May pleads to save Brexit plan
A dogged but isolated Prime Minister Theresa May was headed back to Brussels yesterday to beg for more time to deliver her Brexit plan, in defiance of the MPs who twice rejected the withdrawal deal. May’s fellow European Union leaders, meeting for their spring summit, say they will tell her that Britain can postpone Brexit until May 22, but only if she can win over British lawmakers next week. If the withdrawal agreement is rejected again, an emergency summit could be called next week to agree a longer extension until at least the end of the year -- otherwise Britain’s four-decade-year-old European adventure comes to an abrupt end on March 29.
Time is tight, but there will be no decision on an extension in Brussels on Thursday, and May seemed to have done no favours to her efforts to persuade more MPs to back the withdrawal agreement on the eve of the summit, when she blamed them for the impasse. “All MPs have been willing to say is what they do not want,” she said, in a televised address that sought to reach over the heads of parliament to the British people and infuriated lawmakers on both sides of the House of Commons.
“I passionately hope MPs will find a way to back the deal I’ve negotiated with the EU, a deal that delivers on the result of the referendum and is the very best deal negotiable,” she said. The deal could be brought back to parliament as early as Tuesday. May wrote to EU Council president and summit host Donald Tusk on Wednesday to ask for a three-month delay of Brexit until June 30, but EU diplomats insisted that Britain would either have to leave before the May 23 European election or take part in the vote and stay in the bloc until at least the end of the year.
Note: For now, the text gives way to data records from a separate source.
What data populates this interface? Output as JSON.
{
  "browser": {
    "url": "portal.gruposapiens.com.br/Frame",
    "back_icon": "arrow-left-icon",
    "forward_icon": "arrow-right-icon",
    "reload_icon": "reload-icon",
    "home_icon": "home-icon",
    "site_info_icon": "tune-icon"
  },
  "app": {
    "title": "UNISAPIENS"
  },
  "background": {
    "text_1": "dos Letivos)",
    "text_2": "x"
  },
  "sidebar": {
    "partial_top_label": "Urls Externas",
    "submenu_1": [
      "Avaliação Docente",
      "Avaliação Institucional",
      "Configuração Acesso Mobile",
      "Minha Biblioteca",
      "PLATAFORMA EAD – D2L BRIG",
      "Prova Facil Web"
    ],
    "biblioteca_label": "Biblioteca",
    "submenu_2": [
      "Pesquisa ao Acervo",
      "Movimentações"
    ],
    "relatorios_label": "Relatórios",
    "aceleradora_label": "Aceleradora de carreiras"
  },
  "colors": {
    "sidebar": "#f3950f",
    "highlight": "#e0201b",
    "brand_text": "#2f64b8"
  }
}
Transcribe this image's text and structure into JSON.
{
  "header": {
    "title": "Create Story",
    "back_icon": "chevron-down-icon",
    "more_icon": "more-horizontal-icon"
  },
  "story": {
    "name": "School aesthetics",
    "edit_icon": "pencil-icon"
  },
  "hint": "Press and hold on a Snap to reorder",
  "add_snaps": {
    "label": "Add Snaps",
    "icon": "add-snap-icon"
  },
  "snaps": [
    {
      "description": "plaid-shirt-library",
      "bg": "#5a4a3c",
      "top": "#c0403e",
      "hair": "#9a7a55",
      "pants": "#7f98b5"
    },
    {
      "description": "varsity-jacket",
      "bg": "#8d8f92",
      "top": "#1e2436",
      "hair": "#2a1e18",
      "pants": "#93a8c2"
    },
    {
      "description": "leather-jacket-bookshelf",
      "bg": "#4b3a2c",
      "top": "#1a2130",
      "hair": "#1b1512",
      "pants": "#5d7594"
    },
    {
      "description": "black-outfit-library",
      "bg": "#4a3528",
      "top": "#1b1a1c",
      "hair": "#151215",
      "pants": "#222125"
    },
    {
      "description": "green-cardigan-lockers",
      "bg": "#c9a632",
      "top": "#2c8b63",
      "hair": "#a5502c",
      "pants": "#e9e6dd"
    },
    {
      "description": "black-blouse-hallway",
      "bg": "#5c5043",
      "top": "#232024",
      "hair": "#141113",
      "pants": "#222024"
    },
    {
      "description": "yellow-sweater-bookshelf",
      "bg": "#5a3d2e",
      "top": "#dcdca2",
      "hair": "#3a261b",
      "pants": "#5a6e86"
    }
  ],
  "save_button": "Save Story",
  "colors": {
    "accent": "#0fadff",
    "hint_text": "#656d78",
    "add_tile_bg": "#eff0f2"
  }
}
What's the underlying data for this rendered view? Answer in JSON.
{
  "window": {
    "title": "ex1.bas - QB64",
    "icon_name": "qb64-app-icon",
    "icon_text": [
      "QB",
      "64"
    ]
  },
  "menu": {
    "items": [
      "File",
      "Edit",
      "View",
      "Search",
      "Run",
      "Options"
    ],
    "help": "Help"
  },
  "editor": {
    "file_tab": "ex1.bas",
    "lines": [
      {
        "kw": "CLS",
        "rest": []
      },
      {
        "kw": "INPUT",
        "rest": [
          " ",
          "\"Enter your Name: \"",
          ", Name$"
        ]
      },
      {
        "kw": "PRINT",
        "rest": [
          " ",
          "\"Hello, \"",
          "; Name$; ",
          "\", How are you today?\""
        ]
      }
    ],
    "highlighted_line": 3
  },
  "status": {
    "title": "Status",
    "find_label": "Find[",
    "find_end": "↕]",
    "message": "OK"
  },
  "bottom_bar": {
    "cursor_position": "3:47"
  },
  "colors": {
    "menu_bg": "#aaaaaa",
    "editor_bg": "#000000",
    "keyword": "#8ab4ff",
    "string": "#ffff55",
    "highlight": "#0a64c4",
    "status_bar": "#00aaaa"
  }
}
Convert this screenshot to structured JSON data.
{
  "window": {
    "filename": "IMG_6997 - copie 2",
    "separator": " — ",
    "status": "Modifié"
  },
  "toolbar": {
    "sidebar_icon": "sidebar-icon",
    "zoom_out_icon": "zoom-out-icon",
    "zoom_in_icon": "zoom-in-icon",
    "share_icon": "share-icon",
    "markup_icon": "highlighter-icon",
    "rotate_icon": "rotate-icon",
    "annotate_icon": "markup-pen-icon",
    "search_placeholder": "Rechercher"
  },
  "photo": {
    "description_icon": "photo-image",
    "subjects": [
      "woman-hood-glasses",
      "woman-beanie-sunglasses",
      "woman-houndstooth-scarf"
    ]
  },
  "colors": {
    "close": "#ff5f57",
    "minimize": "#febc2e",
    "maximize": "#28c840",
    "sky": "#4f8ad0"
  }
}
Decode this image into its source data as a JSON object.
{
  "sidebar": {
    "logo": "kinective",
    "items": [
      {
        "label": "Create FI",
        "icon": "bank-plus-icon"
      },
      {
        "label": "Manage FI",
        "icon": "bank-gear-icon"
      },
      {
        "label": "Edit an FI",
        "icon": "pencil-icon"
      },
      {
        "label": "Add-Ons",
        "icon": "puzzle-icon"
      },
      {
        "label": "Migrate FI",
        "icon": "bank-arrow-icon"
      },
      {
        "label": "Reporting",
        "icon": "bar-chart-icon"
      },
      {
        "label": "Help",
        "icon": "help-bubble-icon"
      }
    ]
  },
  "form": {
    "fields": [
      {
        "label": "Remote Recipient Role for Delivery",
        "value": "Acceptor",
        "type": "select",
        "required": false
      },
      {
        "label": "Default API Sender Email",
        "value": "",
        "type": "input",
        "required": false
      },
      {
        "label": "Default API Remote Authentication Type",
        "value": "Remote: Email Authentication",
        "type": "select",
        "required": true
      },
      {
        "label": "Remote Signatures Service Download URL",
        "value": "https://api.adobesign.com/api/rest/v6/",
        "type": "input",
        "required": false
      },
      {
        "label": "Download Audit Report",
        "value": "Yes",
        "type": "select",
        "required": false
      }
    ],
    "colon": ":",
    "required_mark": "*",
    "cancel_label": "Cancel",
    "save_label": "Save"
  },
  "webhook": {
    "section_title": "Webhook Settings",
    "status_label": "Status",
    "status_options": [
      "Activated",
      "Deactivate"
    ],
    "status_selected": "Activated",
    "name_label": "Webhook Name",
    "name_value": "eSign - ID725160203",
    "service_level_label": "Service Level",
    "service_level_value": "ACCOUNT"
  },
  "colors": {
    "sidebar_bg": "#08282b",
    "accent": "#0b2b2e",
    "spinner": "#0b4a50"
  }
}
May, however, has insisted that she will not oversee a long delay, which would increase pressure at home for a general election or for a second Brexit referendum that might reverse the decision to leave. “You want this stage of the Brexit process to be over and done with this. I agree. I am on your side,” May told voters, blaming the MPs opposed to her Brexit plan and insisting she was requesting a delay until June 30 with “great personal regret”.